I thought this was interesting enough to be worth quoting. From “Globalization and Violence Against Women,” by Lorraine Radford and Kaname Tsutsumi, in Women’s Studies International Forum (Jan 2004).

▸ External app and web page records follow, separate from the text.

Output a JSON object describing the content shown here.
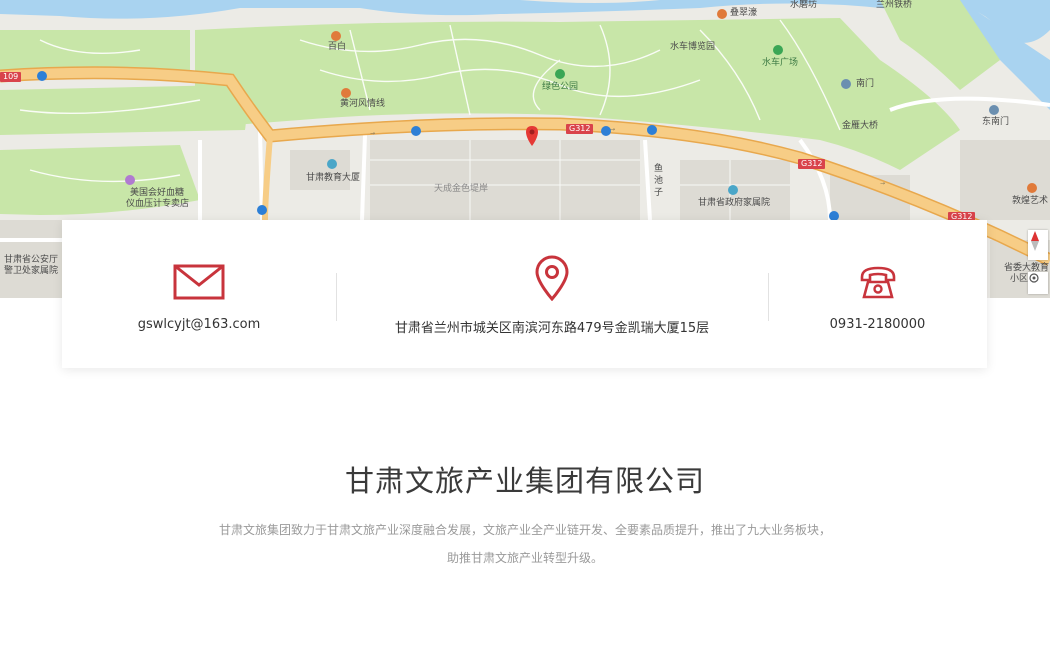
{
  "map": {
    "labels": {
      "dieci": "叠翠濠",
      "shuimo": "水磨坊",
      "lanzhou_bridge": "兰州铁桥",
      "baita": "百白",
      "shuiche_museum": "水车博览园",
      "shuiche_square": "水车广场",
      "lvse_park": "绿色公园",
      "nanmen": "南门",
      "huanghe_line": "黄河风情线",
      "jinyan_bridge": "金雁大桥",
      "dongnanmen": "东南门",
      "gansu_edu": "甘肃教育大厦",
      "tiancheng": "天成金色堤岸",
      "yu": "鱼",
      "chi": "池",
      "zi": "子",
      "gov_home": "甘肃省政府家属院",
      "dunhuang_art": "敦煌艺术",
      "meiguo_1": "美国会好血糖",
      "meiguo_2": "仪血压计专卖店",
      "gongan_1": "甘肃省公安厅",
      "gongan_2": "警卫处家属院",
      "gansu_jiaoke_1": "省委大教育",
      "gansu_jiaoke_2": "小区"
    },
    "roads": {
      "g312_a": "G312",
      "g312_b": "G312",
      "g312_c": "G312",
      "r109": "109"
    }
  },
  "contact": {
    "email": "gswlcyjt@163.com",
    "address": "甘肃省兰州市城关区南滨河东路479号金凯瑞大厦15层",
    "phone": "0931-2180000"
  },
  "company": {
    "name": "甘肃文旅产业集团有限公司",
    "desc_line1": "甘肃文旅集团致力于甘肃文旅产业深度融合发展，文旅产业全产业链开发、全要素品质提升，推出了九大业务板块，",
    "desc_line2": "助推甘肃文旅产业转型升级。"
  },
  "colors": {
    "accent": "#c8343c",
    "map_park": "#c8e6a8",
    "map_road": "#f5c77e",
    "map_river": "#a9d3f0"
  },
  "icons": {
    "email": "envelope-icon",
    "address": "location-pin-icon",
    "phone": "telephone-icon"
  }
}
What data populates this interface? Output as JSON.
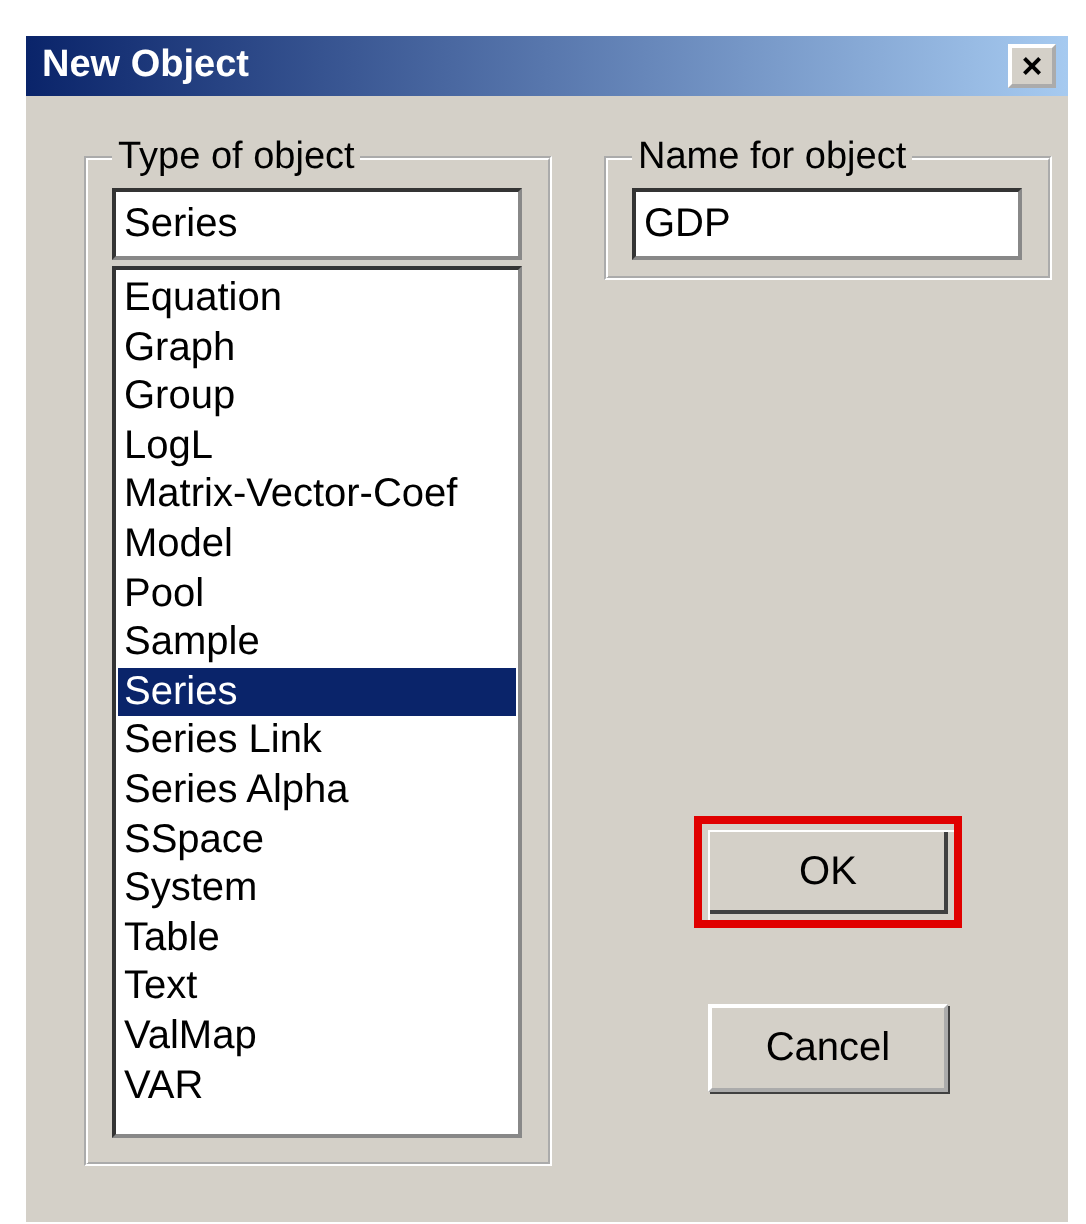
{
  "window": {
    "title": "New Object",
    "close": "×"
  },
  "type_group": {
    "label": "Type of object",
    "value": "Series",
    "items": [
      {
        "label": "Equation",
        "selected": false
      },
      {
        "label": "Graph",
        "selected": false
      },
      {
        "label": "Group",
        "selected": false
      },
      {
        "label": "LogL",
        "selected": false
      },
      {
        "label": "Matrix-Vector-Coef",
        "selected": false
      },
      {
        "label": "Model",
        "selected": false
      },
      {
        "label": "Pool",
        "selected": false
      },
      {
        "label": "Sample",
        "selected": false
      },
      {
        "label": "Series",
        "selected": true
      },
      {
        "label": "Series Link",
        "selected": false
      },
      {
        "label": "Series Alpha",
        "selected": false
      },
      {
        "label": "SSpace",
        "selected": false
      },
      {
        "label": "System",
        "selected": false
      },
      {
        "label": "Table",
        "selected": false
      },
      {
        "label": "Text",
        "selected": false
      },
      {
        "label": "ValMap",
        "selected": false
      },
      {
        "label": "VAR",
        "selected": false
      }
    ]
  },
  "name_group": {
    "label": "Name for object",
    "value": "GDP"
  },
  "buttons": [
    {
      "label": "OK",
      "highlighted": true
    },
    {
      "label": "Cancel",
      "highlighted": false
    }
  ]
}
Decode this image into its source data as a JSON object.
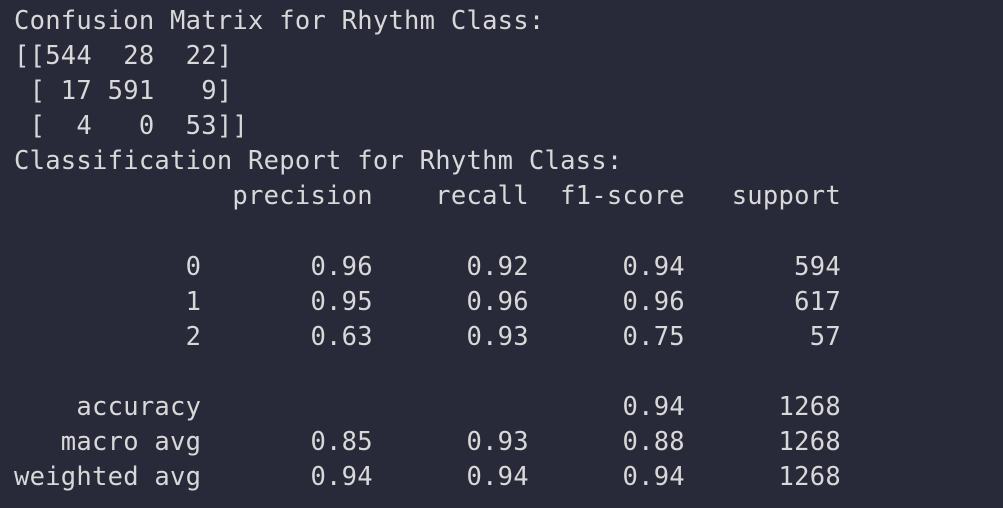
{
  "terminal": {
    "lines": [
      "Confusion Matrix for Rhythm Class:",
      "[[544  28  22]",
      " [ 17 591   9]",
      " [  4   0  53]]",
      "Classification Report for Rhythm Class:",
      "              precision    recall  f1-score   support",
      "",
      "           0       0.96      0.92      0.94       594",
      "           1       0.95      0.96      0.96       617",
      "           2       0.63      0.93      0.75        57",
      "",
      "    accuracy                           0.94      1268",
      "   macro avg       0.85      0.93      0.88      1268",
      "weighted avg       0.94      0.94      0.94      1268"
    ]
  },
  "colors": {
    "background": "#282a3a",
    "text": "#d8d8d8"
  }
}
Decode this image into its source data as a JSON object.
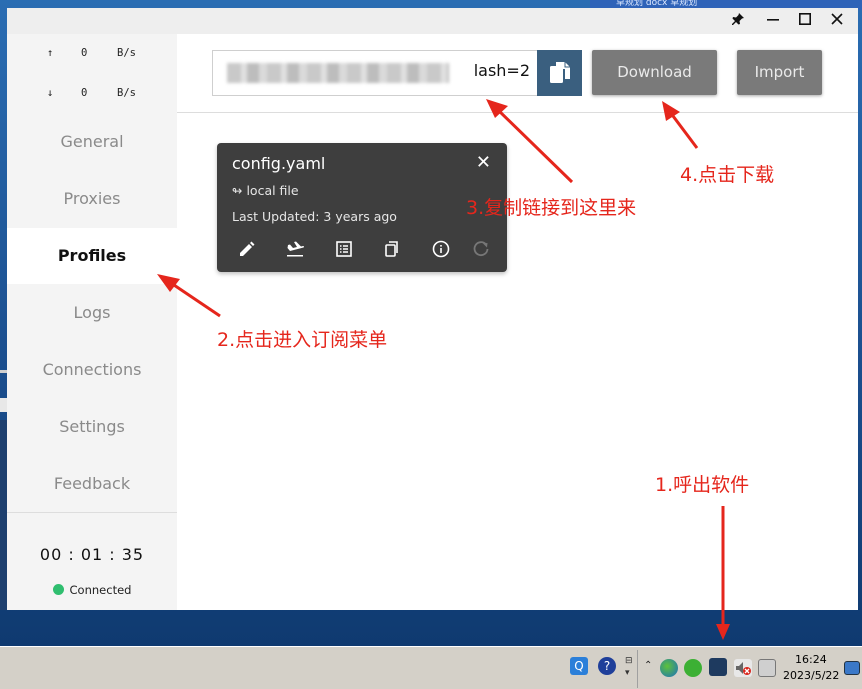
{
  "background": {
    "doc_tab_text": "草规划 docx  草规划"
  },
  "window": {
    "controls": {
      "pin": "📌",
      "minimize": "—",
      "maximize": "☐",
      "close": "✕"
    }
  },
  "sidebar": {
    "upload": {
      "arrow": "↑",
      "value": "0",
      "unit": "B/s"
    },
    "download": {
      "arrow": "↓",
      "value": "0",
      "unit": "B/s"
    },
    "items": [
      {
        "label": "General",
        "active": false
      },
      {
        "label": "Proxies",
        "active": false
      },
      {
        "label": "Profiles",
        "active": true
      },
      {
        "label": "Logs",
        "active": false
      },
      {
        "label": "Connections",
        "active": false
      },
      {
        "label": "Settings",
        "active": false
      },
      {
        "label": "Feedback",
        "active": false
      }
    ],
    "timer": "00 : 01 : 35",
    "status": "Connected",
    "status_color": "#2fbe6f"
  },
  "toolbar": {
    "url_value": "lash=2",
    "download_label": "Download",
    "import_label": "Import",
    "copy_button_color": "#3a5f7f"
  },
  "profile_card": {
    "title": "config.yaml",
    "close": "✕",
    "type": "↬ local file",
    "updated_label": "Last Updated: ",
    "updated_value": "3 years ago"
  },
  "annotations": {
    "step1": "1.呼出软件",
    "step2": "2.点击进入订阅菜单",
    "step3": "3.复制链接到这里来",
    "step4": "4.点击下载",
    "color": "#e5261c"
  },
  "taskbar": {
    "time": "16:24",
    "date": "2023/5/22"
  }
}
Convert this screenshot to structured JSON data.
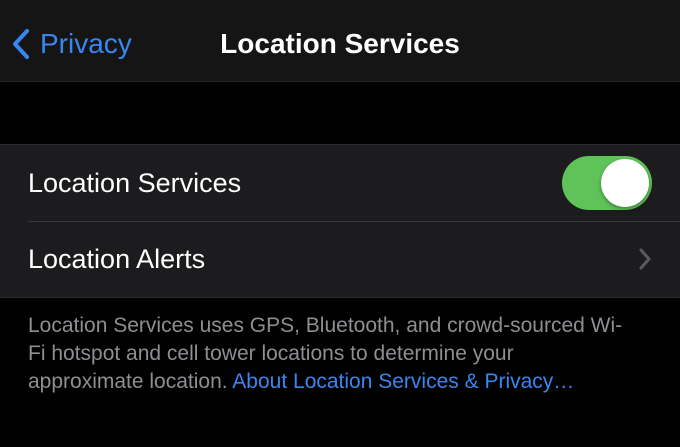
{
  "nav": {
    "back_label": "Privacy",
    "title": "Location Services"
  },
  "settings": {
    "rows": [
      {
        "label": "Location Services",
        "control": "toggle",
        "enabled": true
      },
      {
        "label": "Location Alerts",
        "control": "chevron"
      }
    ]
  },
  "footer": {
    "text": "Location Services uses GPS, Bluetooth, and crowd-sourced Wi-Fi hotspot and cell tower locations to determine your approximate location. ",
    "link": "About Location Services & Privacy…"
  },
  "colors": {
    "accent": "#3a86f0",
    "toggle_on": "#5fc35a",
    "background": "#000000",
    "group_background": "#1c1c1e",
    "secondary_text": "#8e8e93"
  },
  "icons": {
    "back": "chevron-left-icon",
    "disclosure": "chevron-right-icon"
  }
}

With globalization the boundaries between entrapment and slavery have become more blurred. The sale of women into sexual slavery or for marriage has been made easier by information technology and the shrinking of space and time associated with globalization. Human trafficking into prostitution and sexual slavery is big business, bringing profits in the region of $7 billion per year in 1998, and it is growing worldwide (Kelly & Regan, 2000, p. 16). It is also less risky than trafficking drugs as the penalties in most countries are lower. Kelly and Regan (2000) have used the concept of a “continuum of control” to refer to the degrees of force, coercion and trickery used to get women into the sex trade. The continuum of control ranges from imprisonment to abduction to slavery through to debt bondage, deception and threats, but women are also procured through friendship and strategies that use love (Brown, 2000). There is no doubt that domestic violence contributes to the trafficking of women into the sex trade. Trafficked women are not always unaware of the risks they may face. Hope of a better life may outweigh the risks. This fudging of the boundaries between coercion, love and no options makes it easier to blame women for “trapping themselves” in sexual slavery.